A lot of people believe that very few records exist in Ireland, with the oft cited Four Courts explosion the usual cue for gloom, doom, weeping, gnashing of teeth and keening. I would counter that the biggest problem in Ireland in actual fact is that so little is catalogued, or that at least what is catalogued is not accessible online - so this is a very welcome initiative, and one that will become a genuinely brilliant asset if archives really throw their hearts and souls into it. We reap the benefits of SCAN and A2A here in Britain on a daily basis.

9) Events

Keep an eye out for PRONI's participation at the Lanarkshire Family History Show in Motherwell (, but the archive will not be exhibiting at Who Do You Think You Are Live in Glasgow. However, the North of Ireland Family History Society ( will be there, as will the Ulster Historical Foundation (, so God's own accent will be well and truly represented here in Alba in the weeks ahead!

So that was it for the latest visit to PRONI - apart from what I got up to after the meeting with my own research, and the extraordinary coincidence that greeted me when I got home connected to what I had just found during the day. But I'll save that for another time... :)

Oh - and here's a wee selfie at the Titanic exhibition! (Glorious weather!)


Now available for UK research is the new second edition of the best selling Tracing Your Family History on the Internet: A Guide for Family Historians, whilst my new book British and Irish Newspapers is also now out.

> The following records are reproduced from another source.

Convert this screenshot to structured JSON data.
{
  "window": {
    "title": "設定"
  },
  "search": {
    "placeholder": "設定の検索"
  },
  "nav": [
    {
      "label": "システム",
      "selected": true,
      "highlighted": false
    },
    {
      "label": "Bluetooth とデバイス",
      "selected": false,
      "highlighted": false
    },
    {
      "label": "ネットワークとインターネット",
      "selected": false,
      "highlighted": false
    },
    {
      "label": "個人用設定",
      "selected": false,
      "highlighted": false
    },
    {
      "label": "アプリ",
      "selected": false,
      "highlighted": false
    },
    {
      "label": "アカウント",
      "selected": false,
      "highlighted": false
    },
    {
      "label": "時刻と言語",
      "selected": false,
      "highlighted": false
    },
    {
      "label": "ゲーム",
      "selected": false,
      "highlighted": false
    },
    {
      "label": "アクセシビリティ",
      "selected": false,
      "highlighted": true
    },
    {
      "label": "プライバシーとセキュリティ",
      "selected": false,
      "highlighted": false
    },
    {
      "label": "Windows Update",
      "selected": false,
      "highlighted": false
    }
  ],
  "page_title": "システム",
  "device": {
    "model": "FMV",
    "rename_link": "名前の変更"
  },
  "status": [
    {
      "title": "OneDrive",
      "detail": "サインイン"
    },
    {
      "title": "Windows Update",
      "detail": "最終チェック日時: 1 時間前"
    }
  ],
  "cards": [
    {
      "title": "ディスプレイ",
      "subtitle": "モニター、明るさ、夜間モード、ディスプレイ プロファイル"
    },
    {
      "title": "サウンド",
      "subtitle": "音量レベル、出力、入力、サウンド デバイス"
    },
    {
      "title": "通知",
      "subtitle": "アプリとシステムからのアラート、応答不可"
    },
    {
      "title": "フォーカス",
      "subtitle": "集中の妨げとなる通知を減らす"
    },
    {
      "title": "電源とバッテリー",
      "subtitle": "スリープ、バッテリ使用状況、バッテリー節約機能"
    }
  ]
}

And FindmyPast - please reinstate the original Scottish census citations on your new site.


  1. Chris,
    You are just a wealth of knowledge.
    Just signing on for my tickets to the WDYTYA Glasgow Aug 29-31
    See you at your speaking events.
    Cathie Christie
    Arroyo Grande, CA.